Similar to the pilots, a shortage of aircraft maintenance technicians was impacting operations across the U.S. prior to the pandemic. The Federal Aviation Administration (FAA) issued 30 percent fewer new mechanic certificates in 2020 and the pipeline to fill the need is impacting companies throughout the industry. It is projected that 132,000 new technicians will be needed between 2021 and 2040. Aviation companies have been trying to attract qualified technicians to keep their aircraft in optimal working condition just to meet the increased demand. The shortage of certified mechanics hampers the ability to get aircraft repaired, conduct required regular inspections, and return them to service in a timely manner. Again, companies are enticing technicians with enhanced compensation and benefits packages, which further drives up the cost of flying.
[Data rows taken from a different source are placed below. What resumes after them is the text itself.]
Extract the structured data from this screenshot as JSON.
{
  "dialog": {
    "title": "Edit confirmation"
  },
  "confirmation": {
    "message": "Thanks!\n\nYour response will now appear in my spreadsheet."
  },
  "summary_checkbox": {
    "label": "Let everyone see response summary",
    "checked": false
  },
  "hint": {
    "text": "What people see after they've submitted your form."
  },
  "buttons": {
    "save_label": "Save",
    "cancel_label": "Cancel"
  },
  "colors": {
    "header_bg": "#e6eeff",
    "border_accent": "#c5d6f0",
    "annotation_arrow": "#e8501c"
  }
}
Labor force shortages in the industry aren’t limited to pilots and maintenance technicians. Flight departments across the U.S. are stretched thin and struggling to find employees to maintain staffing levels that support 24-hour operations. The lack of fuel truck drivers means longer waits for fueling at FBOs, which delays or prevents subsequent flights. Ground support staff, crucial for marshalling aircraft to FBOs, moving aircraft to hangars, and providing support to pilots and passengers, are becoming more difficult to recruit. Aircraft cleaning crews are also suffering shortages. Without these teams, operations are greatly slowed, adding to the financial impact on operations.
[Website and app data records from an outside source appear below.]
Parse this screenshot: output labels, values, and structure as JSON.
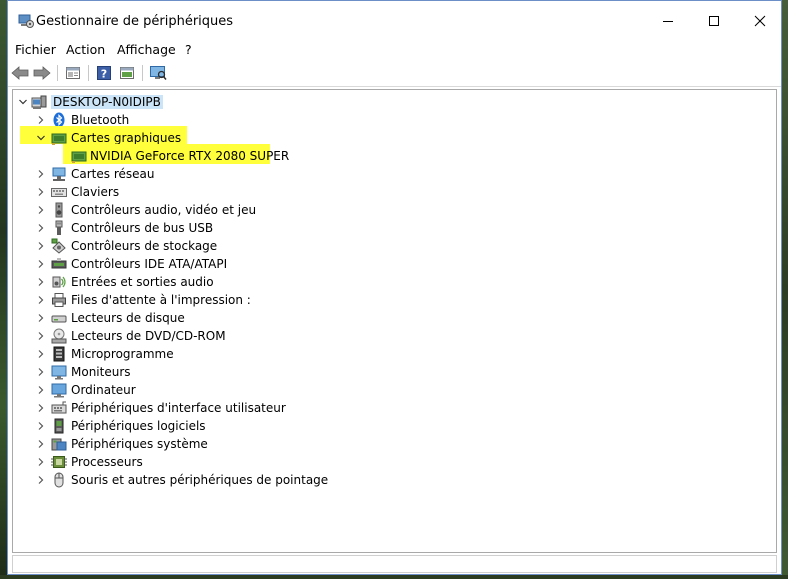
{
  "window": {
    "title": "Gestionnaire de périphériques",
    "controls": {
      "minimize": "minimize-icon",
      "maximize": "maximize-icon",
      "close": "close-icon"
    }
  },
  "menu": [
    {
      "label": "Fichier"
    },
    {
      "label": "Action"
    },
    {
      "label": "Affichage"
    },
    {
      "label": "?"
    }
  ],
  "toolbar": [
    "back-arrow-icon",
    "forward-arrow-icon",
    "properties-icon",
    "help-icon",
    "update-driver-icon",
    "scan-hardware-icon"
  ],
  "tree": {
    "root": "DESKTOP-N0IDIPB",
    "highlight_color": "#ffff3c",
    "categories": [
      {
        "label": "Bluetooth",
        "icon": "bluetooth-icon",
        "expanded": false
      },
      {
        "label": "Cartes graphiques",
        "icon": "display-adapter-icon",
        "expanded": true,
        "highlighted": true,
        "children": [
          {
            "label": "NVIDIA GeForce RTX 2080 SUPER",
            "icon": "gpu-icon",
            "highlighted": true
          }
        ]
      },
      {
        "label": "Cartes réseau",
        "icon": "network-adapter-icon",
        "expanded": false
      },
      {
        "label": "Claviers",
        "icon": "keyboard-icon",
        "expanded": false
      },
      {
        "label": "Contrôleurs audio, vidéo et jeu",
        "icon": "audio-icon",
        "expanded": false
      },
      {
        "label": "Contrôleurs de bus USB",
        "icon": "usb-icon",
        "expanded": false
      },
      {
        "label": "Contrôleurs de stockage",
        "icon": "storage-controller-icon",
        "expanded": false
      },
      {
        "label": "Contrôleurs IDE ATA/ATAPI",
        "icon": "ide-controller-icon",
        "expanded": false
      },
      {
        "label": "Entrées et sorties audio",
        "icon": "audio-io-icon",
        "expanded": false
      },
      {
        "label": "Files d'attente à l'impression :",
        "icon": "printer-icon",
        "expanded": false
      },
      {
        "label": "Lecteurs de disque",
        "icon": "disk-drive-icon",
        "expanded": false
      },
      {
        "label": "Lecteurs de DVD/CD-ROM",
        "icon": "dvd-drive-icon",
        "expanded": false
      },
      {
        "label": "Microprogramme",
        "icon": "firmware-icon",
        "expanded": false
      },
      {
        "label": "Moniteurs",
        "icon": "monitor-icon",
        "expanded": false
      },
      {
        "label": "Ordinateur",
        "icon": "computer-icon",
        "expanded": false
      },
      {
        "label": "Périphériques d'interface utilisateur",
        "icon": "hid-icon",
        "expanded": false
      },
      {
        "label": "Périphériques logiciels",
        "icon": "software-device-icon",
        "expanded": false
      },
      {
        "label": "Périphériques système",
        "icon": "system-device-icon",
        "expanded": false
      },
      {
        "label": "Processeurs",
        "icon": "processor-icon",
        "expanded": false
      },
      {
        "label": "Souris et autres périphériques de pointage",
        "icon": "mouse-icon",
        "expanded": false
      }
    ]
  }
}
Costs for catering, hotels, and rental cars for pilots on the road for a week or more at a time, are increasing at an incredible pace as other industries struggle with their own staffing and supply issues. Again, increased compensation and benefits are aimed at recruiting qualified employees to fill all of these crucial roles, driving up costs at all corners of the industry.
Supply chain woes and fuel costs
It seems no industry in the U.S. is immune to supply chain issues right now, including aviation. The availability of aircraft parts and shipping delays are impacting the ability to repair and return aircraft to service in a timely manner. Parts are increasingly more costly. Deliveries of new aircraft are significantly delayed as manufacturers struggle with finding parts necessary to complete production. Fewer new aircraft in the pipeline has driven up prices on new and used aircraft alike, resulting in higher costs for on-demand programs trying to manage increased flight volumes.
Jet fuel is not exempt from the inflation Americans are experiencing on fuel costs as a whole. As of May 2022, the price of fuel for aircraft was 149% higher than it was in May 2021. The increase is being realized in higher commercial ticket prices as well as increased operating costs for private aircraft.
With no end in sight to the financial impact on private aviation, experts can only offer suggestions for managing the situation: Book flights early, plan for potential delays, consider all flight options, weigh the cost of your time versus the cost to fly, and be patient.